Another year and another cringing photo opportunity for First Minister Nicola Sturgeon, this time extolling her government’s free school meals policy for P1-P3 pupils while the Educational Institute of Scotland (EIS) heavily criticised her government for abandoning its commitment to maintain teacher numbers and lower class sizes.
In light of the two articles, is it the best use of scarce resources to give children of doctors, lawyers, teachers, etc free school meals? I would suggest not.
If the SNP government was genuinely concerned about targeting our most needy children, why did it not widen the criteria for free meals, therefore allowing more children to access them to P7 and beyond? Possibly because the SNP is not about fairness or equality but is motivated by populous policies and vain glory projects.
It has consistently slashed local authority budgets so it can pursue what it perceives to be vote-winning policies.
It will of course blame Westminster when it is largely its own spending priorities that are undermining the educational opportunities of our children, especially those in less well-off areas.
This is the government that has reduced by 130,000 further education college places – a route to higher education for many working-class people and an essential resource for companies offering apprenticeships to young people.
My daughter is a secondary school teacher and recently she spent £40 of her own money to pay for classroom supplies of pens, writing and photocopy paper and ink cartridges for her computer.
She is not unique; thousands of teachers throughout Scotland spend their hard-earned money to ensure they can deliver high-quality lessons to their pupils.
Now part of my weekly shop includes a packet of photocopy paper to ensure my daughter’s pupils have the resources they need and deserve.
In Scotland we are now heading towards a two-tier state education system where parents in well-off areas and whose children are now entitled to a free school meal will raise huge amounts of money to pay for school resources for their children, resources that other schools can only dream of. Fairness? Equality? I think not.

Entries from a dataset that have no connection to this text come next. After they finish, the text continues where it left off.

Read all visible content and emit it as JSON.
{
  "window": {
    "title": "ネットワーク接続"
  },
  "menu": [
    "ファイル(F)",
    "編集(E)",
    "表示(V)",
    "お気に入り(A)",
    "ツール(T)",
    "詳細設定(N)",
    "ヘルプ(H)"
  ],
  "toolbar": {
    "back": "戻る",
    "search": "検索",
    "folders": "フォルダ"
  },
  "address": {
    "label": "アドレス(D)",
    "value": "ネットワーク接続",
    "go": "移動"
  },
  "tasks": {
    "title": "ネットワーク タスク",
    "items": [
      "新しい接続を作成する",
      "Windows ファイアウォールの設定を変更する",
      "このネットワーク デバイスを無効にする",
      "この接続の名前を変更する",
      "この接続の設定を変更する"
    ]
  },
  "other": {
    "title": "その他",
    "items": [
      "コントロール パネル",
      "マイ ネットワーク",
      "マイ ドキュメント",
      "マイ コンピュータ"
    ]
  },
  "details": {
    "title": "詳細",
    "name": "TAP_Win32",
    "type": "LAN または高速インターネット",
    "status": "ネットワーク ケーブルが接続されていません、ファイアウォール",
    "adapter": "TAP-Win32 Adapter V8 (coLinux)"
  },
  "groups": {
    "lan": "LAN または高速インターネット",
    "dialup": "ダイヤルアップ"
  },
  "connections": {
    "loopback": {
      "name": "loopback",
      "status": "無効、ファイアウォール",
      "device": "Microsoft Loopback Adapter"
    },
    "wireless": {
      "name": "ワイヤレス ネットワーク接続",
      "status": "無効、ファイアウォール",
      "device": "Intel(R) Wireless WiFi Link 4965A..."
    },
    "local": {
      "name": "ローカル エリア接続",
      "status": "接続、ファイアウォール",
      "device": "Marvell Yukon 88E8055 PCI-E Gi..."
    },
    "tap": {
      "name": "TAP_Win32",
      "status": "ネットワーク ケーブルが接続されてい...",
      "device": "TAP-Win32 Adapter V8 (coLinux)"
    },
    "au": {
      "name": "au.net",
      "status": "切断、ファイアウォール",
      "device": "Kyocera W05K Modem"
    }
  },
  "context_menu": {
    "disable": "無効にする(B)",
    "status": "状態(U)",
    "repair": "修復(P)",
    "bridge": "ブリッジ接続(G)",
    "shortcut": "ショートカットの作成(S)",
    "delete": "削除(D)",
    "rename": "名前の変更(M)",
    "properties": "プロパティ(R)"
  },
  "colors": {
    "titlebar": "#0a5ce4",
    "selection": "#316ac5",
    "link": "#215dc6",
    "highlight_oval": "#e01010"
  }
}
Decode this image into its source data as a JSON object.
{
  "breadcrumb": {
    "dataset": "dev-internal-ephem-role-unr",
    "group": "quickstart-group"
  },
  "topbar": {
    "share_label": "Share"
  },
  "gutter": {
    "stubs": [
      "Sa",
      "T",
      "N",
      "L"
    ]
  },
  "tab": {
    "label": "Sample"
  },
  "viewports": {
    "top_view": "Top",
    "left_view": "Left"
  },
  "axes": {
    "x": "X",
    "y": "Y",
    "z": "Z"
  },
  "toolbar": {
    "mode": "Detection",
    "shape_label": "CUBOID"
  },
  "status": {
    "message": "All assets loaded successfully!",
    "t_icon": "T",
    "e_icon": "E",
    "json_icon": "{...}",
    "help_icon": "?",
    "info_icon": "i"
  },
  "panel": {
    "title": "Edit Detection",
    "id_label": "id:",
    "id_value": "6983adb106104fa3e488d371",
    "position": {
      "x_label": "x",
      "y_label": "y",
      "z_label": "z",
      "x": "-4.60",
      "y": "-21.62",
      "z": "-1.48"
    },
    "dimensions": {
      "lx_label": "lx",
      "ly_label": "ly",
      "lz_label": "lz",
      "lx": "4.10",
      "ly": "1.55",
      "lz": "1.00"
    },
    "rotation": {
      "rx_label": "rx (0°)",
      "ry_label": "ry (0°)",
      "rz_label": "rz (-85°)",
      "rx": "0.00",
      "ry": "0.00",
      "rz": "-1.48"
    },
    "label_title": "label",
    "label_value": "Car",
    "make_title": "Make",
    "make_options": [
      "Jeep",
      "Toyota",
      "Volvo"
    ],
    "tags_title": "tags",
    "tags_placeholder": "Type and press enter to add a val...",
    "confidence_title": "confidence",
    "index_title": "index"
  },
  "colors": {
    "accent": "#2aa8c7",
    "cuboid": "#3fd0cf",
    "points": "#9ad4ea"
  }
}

All of us who truly believe that all children and young people deserve the opportunities to achieve their full potential must start interrogating all SNP policies and ask who is really benefitting from them because, at present, it is not the most disadvantaged in our society. And we should always remember that there is no such thing as a free lunch.